ASSIGNMENT - Please copy each line from the entries that contains the string "Duplicate".

DATA TO USE -

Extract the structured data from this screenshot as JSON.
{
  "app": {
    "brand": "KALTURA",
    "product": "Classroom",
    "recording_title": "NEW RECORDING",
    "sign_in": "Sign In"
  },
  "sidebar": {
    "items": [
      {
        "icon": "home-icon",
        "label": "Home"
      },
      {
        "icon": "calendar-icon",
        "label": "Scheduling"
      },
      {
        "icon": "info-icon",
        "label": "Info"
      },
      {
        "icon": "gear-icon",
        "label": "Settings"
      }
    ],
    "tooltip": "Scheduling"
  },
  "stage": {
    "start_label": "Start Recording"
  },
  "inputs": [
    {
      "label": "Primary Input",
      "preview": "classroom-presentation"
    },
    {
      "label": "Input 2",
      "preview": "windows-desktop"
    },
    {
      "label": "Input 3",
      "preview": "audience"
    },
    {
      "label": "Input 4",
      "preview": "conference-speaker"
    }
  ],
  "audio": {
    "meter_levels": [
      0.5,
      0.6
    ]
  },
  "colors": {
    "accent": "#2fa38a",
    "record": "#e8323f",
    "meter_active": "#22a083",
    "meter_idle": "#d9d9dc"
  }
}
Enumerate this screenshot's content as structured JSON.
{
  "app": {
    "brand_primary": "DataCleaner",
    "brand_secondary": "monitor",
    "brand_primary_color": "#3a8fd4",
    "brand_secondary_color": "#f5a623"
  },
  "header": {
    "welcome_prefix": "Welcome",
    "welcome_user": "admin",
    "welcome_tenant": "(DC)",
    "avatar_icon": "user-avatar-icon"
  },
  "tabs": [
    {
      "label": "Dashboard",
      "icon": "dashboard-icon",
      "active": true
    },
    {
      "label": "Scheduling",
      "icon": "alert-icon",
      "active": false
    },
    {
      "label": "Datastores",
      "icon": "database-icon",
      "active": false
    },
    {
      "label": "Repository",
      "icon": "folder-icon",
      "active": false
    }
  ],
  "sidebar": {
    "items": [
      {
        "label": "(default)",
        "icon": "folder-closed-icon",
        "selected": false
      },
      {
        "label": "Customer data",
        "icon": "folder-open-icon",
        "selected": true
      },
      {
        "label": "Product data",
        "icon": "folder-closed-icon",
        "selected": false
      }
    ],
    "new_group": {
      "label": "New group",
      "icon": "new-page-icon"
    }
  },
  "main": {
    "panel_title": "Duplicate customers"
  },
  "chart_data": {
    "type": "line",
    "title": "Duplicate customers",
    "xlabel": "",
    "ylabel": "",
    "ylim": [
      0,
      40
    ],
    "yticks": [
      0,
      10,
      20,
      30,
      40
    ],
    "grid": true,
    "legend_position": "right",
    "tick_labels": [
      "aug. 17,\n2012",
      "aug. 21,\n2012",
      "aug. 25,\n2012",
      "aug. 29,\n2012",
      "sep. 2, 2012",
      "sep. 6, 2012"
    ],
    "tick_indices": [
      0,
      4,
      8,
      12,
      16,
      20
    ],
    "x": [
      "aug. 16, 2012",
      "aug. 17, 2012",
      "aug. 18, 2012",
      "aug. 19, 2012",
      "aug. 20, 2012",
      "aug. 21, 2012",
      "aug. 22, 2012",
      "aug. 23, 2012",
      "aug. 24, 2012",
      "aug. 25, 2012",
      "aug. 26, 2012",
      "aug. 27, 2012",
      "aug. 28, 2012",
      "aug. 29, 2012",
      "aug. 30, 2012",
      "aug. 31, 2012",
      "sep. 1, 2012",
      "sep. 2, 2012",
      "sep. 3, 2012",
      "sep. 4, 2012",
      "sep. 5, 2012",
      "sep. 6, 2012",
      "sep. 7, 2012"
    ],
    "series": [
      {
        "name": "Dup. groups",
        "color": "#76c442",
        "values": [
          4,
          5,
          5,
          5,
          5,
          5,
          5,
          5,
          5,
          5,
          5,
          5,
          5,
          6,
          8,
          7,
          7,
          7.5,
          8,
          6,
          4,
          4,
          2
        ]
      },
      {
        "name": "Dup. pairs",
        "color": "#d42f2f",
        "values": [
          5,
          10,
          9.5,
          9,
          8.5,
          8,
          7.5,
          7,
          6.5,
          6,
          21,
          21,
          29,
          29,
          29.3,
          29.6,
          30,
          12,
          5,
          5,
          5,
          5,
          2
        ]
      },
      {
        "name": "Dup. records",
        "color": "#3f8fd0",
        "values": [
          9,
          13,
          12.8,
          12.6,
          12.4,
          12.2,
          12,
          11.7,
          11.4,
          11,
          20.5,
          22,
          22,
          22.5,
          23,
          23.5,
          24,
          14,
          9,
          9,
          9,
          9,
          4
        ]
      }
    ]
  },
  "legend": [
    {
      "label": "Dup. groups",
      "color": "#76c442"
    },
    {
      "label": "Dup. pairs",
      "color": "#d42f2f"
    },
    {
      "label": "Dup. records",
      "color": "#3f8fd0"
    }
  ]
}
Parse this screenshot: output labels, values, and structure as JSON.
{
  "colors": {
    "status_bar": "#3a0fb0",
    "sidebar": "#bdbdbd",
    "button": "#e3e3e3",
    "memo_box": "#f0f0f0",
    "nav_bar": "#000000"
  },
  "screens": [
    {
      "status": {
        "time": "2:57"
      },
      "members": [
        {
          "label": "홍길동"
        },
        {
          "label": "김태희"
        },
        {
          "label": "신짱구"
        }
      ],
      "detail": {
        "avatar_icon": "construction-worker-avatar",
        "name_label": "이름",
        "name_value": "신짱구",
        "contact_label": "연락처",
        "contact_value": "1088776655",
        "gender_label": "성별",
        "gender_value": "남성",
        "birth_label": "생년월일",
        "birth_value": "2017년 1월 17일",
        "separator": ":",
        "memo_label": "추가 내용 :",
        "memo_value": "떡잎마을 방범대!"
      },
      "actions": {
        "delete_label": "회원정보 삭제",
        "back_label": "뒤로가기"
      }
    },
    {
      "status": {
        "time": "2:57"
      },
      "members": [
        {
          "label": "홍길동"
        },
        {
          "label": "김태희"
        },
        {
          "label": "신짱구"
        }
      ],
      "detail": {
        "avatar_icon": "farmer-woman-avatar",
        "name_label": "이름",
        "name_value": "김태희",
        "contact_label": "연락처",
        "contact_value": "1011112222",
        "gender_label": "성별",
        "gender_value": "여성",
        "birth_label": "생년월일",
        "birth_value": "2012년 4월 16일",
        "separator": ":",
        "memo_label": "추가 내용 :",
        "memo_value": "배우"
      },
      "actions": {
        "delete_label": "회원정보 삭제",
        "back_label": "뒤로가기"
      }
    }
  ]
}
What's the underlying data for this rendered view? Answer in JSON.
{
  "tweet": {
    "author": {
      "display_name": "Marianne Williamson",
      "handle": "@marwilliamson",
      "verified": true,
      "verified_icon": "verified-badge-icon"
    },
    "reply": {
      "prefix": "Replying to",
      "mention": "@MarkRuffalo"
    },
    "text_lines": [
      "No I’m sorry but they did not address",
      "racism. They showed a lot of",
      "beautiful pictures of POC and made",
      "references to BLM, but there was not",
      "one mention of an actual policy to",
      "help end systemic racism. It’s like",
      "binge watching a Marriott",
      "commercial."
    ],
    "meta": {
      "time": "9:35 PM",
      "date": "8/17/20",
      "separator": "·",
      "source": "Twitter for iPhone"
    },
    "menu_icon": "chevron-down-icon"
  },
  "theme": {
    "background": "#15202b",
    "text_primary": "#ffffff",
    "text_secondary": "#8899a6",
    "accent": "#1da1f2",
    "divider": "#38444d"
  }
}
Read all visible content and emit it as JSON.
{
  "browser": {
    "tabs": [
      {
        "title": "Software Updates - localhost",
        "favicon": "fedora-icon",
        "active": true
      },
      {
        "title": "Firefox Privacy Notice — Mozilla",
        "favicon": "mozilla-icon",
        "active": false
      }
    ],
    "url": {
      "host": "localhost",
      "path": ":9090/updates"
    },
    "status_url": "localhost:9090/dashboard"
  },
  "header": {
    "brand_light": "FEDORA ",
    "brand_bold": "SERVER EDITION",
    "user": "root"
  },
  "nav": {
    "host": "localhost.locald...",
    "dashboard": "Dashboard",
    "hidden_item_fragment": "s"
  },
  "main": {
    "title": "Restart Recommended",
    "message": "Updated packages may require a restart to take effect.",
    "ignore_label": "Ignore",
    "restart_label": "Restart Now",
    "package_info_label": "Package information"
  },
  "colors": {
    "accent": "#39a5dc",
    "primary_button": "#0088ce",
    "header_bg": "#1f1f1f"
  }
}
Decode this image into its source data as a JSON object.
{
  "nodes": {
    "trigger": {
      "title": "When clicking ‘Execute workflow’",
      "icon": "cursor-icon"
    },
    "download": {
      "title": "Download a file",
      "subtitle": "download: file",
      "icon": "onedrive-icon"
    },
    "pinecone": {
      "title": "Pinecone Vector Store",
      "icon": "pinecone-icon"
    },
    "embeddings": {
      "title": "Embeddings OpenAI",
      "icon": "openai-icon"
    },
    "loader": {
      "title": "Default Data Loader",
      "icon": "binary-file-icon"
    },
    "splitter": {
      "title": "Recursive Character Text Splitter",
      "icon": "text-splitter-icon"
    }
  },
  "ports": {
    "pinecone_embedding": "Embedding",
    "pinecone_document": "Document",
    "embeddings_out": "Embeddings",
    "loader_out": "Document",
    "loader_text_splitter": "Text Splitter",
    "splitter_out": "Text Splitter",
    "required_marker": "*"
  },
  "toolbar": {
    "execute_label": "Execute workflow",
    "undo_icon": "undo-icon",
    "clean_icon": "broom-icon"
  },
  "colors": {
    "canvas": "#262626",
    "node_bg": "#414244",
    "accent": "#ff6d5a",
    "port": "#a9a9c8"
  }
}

FINISHED TASK -
    "panel_title": "Duplicate customers"
    "title": "Duplicate customers",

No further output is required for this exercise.